* [Work to be completed]: Sift through the material below and return the lines with "JSON".

* [Record excerpts]:
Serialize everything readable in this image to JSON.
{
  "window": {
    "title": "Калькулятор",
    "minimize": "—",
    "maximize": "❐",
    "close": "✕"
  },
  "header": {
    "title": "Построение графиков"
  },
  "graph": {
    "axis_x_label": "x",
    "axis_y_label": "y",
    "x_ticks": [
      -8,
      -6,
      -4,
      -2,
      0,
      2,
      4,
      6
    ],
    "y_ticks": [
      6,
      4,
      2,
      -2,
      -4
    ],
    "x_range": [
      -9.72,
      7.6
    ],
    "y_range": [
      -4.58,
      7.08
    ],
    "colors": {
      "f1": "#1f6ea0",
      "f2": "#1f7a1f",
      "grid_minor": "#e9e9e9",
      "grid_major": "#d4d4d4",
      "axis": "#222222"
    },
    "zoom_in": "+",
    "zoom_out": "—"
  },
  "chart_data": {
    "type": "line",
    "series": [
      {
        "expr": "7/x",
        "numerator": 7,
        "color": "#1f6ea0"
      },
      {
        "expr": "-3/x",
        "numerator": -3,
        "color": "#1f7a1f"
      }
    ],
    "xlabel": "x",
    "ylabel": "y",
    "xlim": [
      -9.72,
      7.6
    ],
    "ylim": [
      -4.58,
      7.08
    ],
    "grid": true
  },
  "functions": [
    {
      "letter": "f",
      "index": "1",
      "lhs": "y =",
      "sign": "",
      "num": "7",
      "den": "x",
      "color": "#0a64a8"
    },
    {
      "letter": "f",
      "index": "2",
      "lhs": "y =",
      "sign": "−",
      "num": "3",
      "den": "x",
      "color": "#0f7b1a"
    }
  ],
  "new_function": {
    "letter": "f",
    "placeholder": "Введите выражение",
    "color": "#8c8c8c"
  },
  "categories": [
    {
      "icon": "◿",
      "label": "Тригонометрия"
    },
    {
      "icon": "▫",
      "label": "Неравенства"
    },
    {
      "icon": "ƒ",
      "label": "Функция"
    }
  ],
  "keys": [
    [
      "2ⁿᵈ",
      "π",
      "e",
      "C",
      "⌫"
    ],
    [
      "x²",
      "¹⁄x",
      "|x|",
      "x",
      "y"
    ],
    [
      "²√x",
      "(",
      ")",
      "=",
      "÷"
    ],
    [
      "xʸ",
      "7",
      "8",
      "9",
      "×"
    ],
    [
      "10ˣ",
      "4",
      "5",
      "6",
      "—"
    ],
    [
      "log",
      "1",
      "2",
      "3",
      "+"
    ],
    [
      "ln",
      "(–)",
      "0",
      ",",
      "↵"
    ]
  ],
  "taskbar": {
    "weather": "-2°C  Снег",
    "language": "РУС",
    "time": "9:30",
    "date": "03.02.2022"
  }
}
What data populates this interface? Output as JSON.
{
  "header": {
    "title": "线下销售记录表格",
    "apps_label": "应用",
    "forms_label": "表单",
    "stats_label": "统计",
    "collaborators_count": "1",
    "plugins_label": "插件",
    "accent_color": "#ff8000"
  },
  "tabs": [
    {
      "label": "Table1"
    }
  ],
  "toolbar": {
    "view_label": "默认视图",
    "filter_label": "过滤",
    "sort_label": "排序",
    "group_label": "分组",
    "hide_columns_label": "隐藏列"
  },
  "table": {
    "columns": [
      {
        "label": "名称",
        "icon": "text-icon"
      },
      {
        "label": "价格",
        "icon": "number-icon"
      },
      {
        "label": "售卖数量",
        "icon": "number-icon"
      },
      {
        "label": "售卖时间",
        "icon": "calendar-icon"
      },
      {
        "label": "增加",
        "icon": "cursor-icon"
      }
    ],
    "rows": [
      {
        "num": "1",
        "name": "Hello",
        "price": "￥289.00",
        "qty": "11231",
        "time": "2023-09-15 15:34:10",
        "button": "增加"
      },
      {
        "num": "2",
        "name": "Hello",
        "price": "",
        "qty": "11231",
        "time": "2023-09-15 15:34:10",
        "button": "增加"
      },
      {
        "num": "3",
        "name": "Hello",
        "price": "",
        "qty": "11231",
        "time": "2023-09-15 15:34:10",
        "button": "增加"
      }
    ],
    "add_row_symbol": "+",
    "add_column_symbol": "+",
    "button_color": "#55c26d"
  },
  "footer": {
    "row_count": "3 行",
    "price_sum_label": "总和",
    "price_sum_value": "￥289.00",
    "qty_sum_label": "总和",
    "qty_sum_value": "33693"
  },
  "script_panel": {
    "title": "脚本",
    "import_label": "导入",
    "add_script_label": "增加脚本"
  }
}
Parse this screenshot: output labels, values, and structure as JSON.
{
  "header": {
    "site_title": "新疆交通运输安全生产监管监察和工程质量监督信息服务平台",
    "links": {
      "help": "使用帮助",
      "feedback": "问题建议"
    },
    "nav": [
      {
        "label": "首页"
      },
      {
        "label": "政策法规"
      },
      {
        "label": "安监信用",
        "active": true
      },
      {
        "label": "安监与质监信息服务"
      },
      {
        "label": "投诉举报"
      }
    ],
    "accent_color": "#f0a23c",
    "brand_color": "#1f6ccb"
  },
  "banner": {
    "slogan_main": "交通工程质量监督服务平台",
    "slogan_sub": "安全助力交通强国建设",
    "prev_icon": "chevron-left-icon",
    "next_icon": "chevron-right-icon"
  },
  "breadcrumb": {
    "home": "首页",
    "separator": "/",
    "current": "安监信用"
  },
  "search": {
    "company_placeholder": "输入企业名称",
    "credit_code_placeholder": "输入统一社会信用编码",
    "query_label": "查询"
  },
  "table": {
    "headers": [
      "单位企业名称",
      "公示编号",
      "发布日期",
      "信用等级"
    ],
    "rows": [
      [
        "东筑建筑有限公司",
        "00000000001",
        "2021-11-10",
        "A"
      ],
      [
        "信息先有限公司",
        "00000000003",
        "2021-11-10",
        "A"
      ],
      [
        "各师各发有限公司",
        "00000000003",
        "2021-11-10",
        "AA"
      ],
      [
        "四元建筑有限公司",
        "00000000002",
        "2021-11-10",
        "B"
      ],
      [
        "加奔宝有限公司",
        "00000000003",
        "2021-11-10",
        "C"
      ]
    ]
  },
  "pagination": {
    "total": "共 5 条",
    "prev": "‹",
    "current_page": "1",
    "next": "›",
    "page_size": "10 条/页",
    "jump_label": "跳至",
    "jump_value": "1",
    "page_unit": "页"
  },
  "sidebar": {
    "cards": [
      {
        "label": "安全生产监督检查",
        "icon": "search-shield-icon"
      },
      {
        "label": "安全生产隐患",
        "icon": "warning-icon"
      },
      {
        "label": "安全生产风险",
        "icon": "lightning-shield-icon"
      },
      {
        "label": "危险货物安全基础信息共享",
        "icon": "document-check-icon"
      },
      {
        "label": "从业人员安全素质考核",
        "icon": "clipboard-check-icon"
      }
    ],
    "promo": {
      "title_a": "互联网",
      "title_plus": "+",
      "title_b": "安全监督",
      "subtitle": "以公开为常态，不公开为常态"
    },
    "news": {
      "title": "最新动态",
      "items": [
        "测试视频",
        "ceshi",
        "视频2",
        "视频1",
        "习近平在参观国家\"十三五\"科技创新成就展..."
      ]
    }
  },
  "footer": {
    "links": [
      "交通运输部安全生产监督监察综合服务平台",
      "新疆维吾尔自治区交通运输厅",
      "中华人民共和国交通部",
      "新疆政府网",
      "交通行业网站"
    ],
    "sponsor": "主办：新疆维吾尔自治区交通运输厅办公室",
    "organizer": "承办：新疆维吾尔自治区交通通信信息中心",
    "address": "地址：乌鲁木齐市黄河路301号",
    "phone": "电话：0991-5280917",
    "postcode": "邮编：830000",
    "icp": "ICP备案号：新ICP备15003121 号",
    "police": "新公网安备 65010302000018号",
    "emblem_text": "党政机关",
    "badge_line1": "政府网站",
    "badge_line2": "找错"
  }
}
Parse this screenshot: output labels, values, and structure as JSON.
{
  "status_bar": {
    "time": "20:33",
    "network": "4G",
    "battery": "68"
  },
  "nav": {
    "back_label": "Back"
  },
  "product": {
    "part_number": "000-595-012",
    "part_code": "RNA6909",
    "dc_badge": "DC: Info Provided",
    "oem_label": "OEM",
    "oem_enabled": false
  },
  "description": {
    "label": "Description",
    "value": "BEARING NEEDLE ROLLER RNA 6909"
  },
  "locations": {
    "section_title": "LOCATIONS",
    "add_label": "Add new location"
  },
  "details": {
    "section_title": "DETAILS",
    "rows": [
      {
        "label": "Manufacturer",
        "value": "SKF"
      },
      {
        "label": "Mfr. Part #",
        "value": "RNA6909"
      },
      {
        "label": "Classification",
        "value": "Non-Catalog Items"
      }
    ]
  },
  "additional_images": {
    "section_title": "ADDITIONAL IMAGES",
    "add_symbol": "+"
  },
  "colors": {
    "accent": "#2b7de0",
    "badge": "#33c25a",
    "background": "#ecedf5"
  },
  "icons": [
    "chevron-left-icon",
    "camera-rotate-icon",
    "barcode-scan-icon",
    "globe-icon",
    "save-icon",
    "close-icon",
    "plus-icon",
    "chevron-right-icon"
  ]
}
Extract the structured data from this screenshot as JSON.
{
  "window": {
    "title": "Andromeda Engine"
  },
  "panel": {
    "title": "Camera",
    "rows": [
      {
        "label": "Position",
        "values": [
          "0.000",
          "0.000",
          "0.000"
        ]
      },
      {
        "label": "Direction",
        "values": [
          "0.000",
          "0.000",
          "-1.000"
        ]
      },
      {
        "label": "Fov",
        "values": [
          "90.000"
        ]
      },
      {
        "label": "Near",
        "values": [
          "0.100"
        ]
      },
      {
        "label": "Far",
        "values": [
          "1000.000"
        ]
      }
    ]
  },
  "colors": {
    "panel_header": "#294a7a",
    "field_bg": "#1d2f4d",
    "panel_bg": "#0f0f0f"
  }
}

* [Task output]:
Serialize everything readable in this image to JSON.
What data populates this interface? Output as JSON.
Parse this screenshot: output labels, values, and structure as JSON.
Parse this screenshot: output labels, values, and structure as JSON.
Extract the structured data from this screenshot as JSON.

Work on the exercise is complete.